Update: Nikita is now a Digitalisation Consultant at Novo Nordisk.
What are the benefits of studying your MBA in Copenhagen?
Many! I’m from India but I moved to Denmark in 2016 for work, so I was already here, and I really liked it. I knew I wanted to do an MBA but was waiting for the right time. I applied to other good schools in Europe but when it came down to choosing, I realised I wanted to be a part of the Scandinavian education system. I appreciate a lot of things about the mindset here as the work culture is very merit based.
Copenhagen is a growing tech hub in Europe. My background is within the tech industry, so studying for an MBA in Copenhagen alongside leveraging my existing professional network in Denmark made most sense for me. Copenhagen is also at forefront of the sustainability so it gives me the opportunity to build a foundational understanding of sustainable business practises.
I came to Denmark when I was 24 and one and a half years into working full-time in industry. In terms of gender equality, Denmark is top ranked in the world. Here they promote growing and competing with yourself rather than pitting people against each other. There’s this collaborative mindset and that’s what I fell in love with. In IT there are not many women, but I never felt out of place. And the fact that I got the opportunity to come here even though I wasn’t experienced was amazing.
Is there anything you found particularly challenging about the MBA? If so, how did you successfully manage this challenge?
The most challenging thing about a one-year MBA program is time management. With the program being packed and fast paced, to do a good job you have to be able to manage your time effectively. I have found myself falling back at times because I didn’t plan one deliverable and it had a snowball effect. I was never a planner, but I think the MBA taught me to look far ahead and then plan backwards from there.
For me, the only way to approach it is through planning well and knowing your limits. One mistake I made was being too overambitious. But my biggest takeaway is: you have to be transparent about your schedule at the internship – make sure you plan when you’re working and when you have free time, but remember to be realistic.
What skills have you gained in your MBA?
I’ve learned to look at things more holistically – my approach to problem solving has evolved over time. I’m an engineer by education and worked for years as an IT consultant so I had this habit of looking at everything from a technical point of view or being too detailed. The MBA taught me to switch between different approaches and now I have a broader range of understanding across multiple disciplines.
Another thing that stood out for me was the leadership discovery process; learning the nuances of working with other people, conflict management, psychological safety and various styles of leadership. I feel I’m calmer now. I make sure I take a step back before judging anything. The MBA has also helped me to learn how to collaborate and foster collaboration. I can feel it as I apply it to my internship that the MBA has helped me a lot in this aspect.
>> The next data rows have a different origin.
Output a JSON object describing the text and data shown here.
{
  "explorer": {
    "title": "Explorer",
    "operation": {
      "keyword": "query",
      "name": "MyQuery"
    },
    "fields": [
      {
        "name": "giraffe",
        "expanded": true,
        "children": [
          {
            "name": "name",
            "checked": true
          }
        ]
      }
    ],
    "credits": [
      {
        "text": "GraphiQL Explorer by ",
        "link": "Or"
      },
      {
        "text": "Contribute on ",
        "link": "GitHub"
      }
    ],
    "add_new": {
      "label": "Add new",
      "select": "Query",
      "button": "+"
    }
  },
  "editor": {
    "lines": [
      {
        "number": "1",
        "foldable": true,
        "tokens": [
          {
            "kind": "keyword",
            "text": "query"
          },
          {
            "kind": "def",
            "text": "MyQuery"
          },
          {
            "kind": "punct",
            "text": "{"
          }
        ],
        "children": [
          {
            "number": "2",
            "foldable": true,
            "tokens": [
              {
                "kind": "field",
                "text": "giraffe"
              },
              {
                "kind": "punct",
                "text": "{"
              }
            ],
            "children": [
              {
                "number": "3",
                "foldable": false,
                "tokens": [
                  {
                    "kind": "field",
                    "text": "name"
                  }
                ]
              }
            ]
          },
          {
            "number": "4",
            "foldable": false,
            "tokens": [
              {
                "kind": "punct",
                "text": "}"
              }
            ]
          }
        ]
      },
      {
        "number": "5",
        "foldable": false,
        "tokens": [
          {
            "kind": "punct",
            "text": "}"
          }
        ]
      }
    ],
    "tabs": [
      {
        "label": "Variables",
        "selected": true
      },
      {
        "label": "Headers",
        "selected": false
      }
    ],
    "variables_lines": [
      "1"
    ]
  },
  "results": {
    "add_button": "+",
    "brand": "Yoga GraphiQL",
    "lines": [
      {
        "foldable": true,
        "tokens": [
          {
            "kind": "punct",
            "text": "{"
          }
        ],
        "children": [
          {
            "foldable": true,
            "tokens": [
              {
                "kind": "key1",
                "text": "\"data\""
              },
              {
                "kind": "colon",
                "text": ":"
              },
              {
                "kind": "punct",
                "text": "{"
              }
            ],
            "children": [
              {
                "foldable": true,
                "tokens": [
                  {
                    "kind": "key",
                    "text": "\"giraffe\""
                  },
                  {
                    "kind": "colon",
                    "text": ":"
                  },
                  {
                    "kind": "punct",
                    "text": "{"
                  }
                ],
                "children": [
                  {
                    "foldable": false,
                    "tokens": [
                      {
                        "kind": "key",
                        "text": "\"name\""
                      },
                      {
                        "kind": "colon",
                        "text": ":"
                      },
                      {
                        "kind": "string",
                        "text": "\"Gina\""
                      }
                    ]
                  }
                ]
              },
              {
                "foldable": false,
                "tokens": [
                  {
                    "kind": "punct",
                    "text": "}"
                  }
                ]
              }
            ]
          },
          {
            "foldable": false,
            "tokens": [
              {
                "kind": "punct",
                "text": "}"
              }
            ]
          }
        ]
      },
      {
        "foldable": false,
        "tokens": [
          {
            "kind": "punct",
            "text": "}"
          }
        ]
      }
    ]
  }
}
What’s a quote that you live by?
I would have to say: ‘never say never’. I am very optimistic in general so when I’m confronted with a challenge I never shy away.
What motivates you? What guides your motivations?